__The task__. The expected output is the data itself, duplicated in full.

__Dataset excerpts__.
-- Opening Marker --
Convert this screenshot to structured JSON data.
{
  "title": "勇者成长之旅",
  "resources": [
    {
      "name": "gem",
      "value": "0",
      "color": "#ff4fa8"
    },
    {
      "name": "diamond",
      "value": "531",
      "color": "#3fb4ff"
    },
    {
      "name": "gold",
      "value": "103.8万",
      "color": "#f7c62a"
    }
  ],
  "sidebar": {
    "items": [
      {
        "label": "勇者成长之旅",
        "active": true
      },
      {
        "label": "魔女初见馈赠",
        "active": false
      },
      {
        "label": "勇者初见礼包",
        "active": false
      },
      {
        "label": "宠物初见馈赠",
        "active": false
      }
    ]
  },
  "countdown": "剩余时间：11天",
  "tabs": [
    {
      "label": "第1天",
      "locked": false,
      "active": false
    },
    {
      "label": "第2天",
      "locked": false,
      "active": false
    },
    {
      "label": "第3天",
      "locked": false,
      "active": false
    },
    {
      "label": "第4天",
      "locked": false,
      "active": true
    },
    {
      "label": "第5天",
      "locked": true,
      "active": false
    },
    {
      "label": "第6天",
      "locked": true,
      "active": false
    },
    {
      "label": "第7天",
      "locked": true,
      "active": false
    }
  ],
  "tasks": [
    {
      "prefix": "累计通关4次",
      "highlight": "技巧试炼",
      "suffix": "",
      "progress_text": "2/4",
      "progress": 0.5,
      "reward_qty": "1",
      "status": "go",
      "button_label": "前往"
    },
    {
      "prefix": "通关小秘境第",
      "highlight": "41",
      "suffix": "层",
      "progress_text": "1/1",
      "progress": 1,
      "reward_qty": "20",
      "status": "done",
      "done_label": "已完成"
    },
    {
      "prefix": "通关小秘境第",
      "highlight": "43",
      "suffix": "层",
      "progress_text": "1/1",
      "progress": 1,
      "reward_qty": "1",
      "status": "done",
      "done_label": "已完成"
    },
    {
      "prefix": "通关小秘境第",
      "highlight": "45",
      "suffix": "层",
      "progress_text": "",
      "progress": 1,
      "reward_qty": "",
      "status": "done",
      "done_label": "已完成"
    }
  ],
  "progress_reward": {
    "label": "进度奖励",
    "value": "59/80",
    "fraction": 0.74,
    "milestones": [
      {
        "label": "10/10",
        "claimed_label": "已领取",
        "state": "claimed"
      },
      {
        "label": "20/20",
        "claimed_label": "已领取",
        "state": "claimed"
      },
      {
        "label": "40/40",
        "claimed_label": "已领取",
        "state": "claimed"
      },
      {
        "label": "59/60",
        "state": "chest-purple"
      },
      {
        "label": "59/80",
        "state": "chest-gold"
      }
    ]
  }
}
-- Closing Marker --
__Output of the task__.
Convert this screenshot to structured JSON data.
{
  "title": "勇者成长之旅",
  "resources": [
    {
      "name": "gem",
      "value": "0",
      "color": "#ff4fa8"
    },
    {
      "name": "diamond",
      "value": "531",
      "color": "#3fb4ff"
    },
    {
      "name": "gold",
      "value": "103.8万",
      "color": "#f7c62a"
    }
  ],
  "sidebar": {
    "items": [
      {
        "label": "勇者成长之旅",
        "active": true
      },
      {
        "label": "魔女初见馈赠",
        "active": false
      },
      {
        "label": "勇者初见礼包",
        "active": false
      },
      {
        "label": "宠物初见馈赠",
        "active": false
      }
    ]
  },
  "countdown": "剩余时间：11天",
  "tabs": [
    {
      "label": "第1天",
      "locked": false,
      "active": false
    },
    {
      "label": "第2天",
      "locked": false,
      "active": false
    },
    {
      "label": "第3天",
      "locked": false,
      "active": false
    },
    {
      "label": "第4天",
      "locked": false,
      "active": true
    },
    {
      "label": "第5天",
      "locked": true,
      "active": false
    },
    {
      "label": "第6天",
      "locked": true,
      "active": false
    },
    {
      "label": "第7天",
      "locked": true,
      "active": false
    }
  ],
  "tasks": [
    {
      "prefix": "累计通关4次",
      "highlight": "技巧试炼",
      "suffix": "",
      "progress_text": "2/4",
      "progress": 0.5,
      "reward_qty": "1",
      "status": "go",
      "button_label": "前往"
    },
    {
      "prefix": "通关小秘境第",
      "highlight": "41",
      "suffix": "层",
      "progress_text": "1/1",
      "progress": 1,
      "reward_qty": "20",
      "status": "done",
      "done_label": "已完成"
    },
    {
      "prefix": "通关小秘境第",
      "highlight": "43",
      "suffix": "层",
      "progress_text": "1/1",
      "progress": 1,
      "reward_qty": "1",
      "status": "done",
      "done_label": "已完成"
    },
    {
      "prefix": "通关小秘境第",
      "highlight": "45",
      "suffix": "层",
      "progress_text": "",
      "progress": 1,
      "reward_qty": "",
      "status": "done",
      "done_label": "已完成"
    }
  ],
  "progress_reward": {
    "label": "进度奖励",
    "value": "59/80",
    "fraction": 0.74,
    "milestones": [
      {
        "label": "10/10",
        "claimed_label": "已领取",
        "state": "claimed"
      },
      {
        "label": "20/20",
        "claimed_label": "已领取",
        "state": "claimed"
      },
      {
        "label": "40/40",
        "claimed_label": "已领取",
        "state": "claimed"
      },
      {
        "label": "59/60",
        "state": "chest-purple"
      },
      {
        "label": "59/80",
        "state": "chest-gold"
      }
    ]
  }
}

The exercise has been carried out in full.